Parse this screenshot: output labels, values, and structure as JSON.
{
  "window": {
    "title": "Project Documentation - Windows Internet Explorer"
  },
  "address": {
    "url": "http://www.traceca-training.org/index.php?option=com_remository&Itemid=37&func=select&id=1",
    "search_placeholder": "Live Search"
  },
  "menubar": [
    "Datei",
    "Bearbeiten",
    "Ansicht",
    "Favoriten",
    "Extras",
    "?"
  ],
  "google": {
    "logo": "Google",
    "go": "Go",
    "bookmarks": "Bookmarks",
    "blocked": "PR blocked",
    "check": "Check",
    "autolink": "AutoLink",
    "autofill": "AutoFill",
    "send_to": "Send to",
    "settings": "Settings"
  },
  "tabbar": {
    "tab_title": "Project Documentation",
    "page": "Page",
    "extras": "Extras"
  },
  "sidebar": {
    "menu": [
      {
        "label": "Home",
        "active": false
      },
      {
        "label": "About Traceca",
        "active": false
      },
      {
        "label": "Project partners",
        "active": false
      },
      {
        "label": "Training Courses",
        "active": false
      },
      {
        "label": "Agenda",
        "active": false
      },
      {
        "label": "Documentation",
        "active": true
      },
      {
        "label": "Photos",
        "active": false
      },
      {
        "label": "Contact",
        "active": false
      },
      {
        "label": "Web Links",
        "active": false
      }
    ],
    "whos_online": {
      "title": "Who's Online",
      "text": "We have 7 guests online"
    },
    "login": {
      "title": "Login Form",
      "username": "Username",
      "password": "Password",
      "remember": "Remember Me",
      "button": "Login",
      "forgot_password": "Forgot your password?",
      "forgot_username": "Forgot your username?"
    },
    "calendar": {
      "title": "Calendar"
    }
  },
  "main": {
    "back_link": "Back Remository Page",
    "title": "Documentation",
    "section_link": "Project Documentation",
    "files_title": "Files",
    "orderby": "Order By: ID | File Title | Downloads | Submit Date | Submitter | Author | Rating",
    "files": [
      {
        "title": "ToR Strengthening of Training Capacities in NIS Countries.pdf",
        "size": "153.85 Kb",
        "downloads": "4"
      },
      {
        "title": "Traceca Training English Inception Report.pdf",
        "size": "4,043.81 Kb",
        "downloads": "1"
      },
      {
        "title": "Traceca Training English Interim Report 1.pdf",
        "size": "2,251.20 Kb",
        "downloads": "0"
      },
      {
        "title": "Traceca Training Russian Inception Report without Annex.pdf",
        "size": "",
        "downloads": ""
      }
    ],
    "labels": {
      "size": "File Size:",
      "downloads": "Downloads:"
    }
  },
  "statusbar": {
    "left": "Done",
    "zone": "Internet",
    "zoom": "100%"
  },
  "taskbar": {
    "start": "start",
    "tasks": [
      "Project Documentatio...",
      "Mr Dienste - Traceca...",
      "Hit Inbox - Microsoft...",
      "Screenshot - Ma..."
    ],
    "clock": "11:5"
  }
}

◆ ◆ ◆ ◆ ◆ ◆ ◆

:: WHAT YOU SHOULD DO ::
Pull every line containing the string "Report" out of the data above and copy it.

:: TASK ANSWER ::
        "title": "Traceca Training English Inception Report.pdf",
        "title": "Traceca Training English Interim Report 1.pdf",
        "title": "Traceca Training Russian Inception Report without Annex.pdf",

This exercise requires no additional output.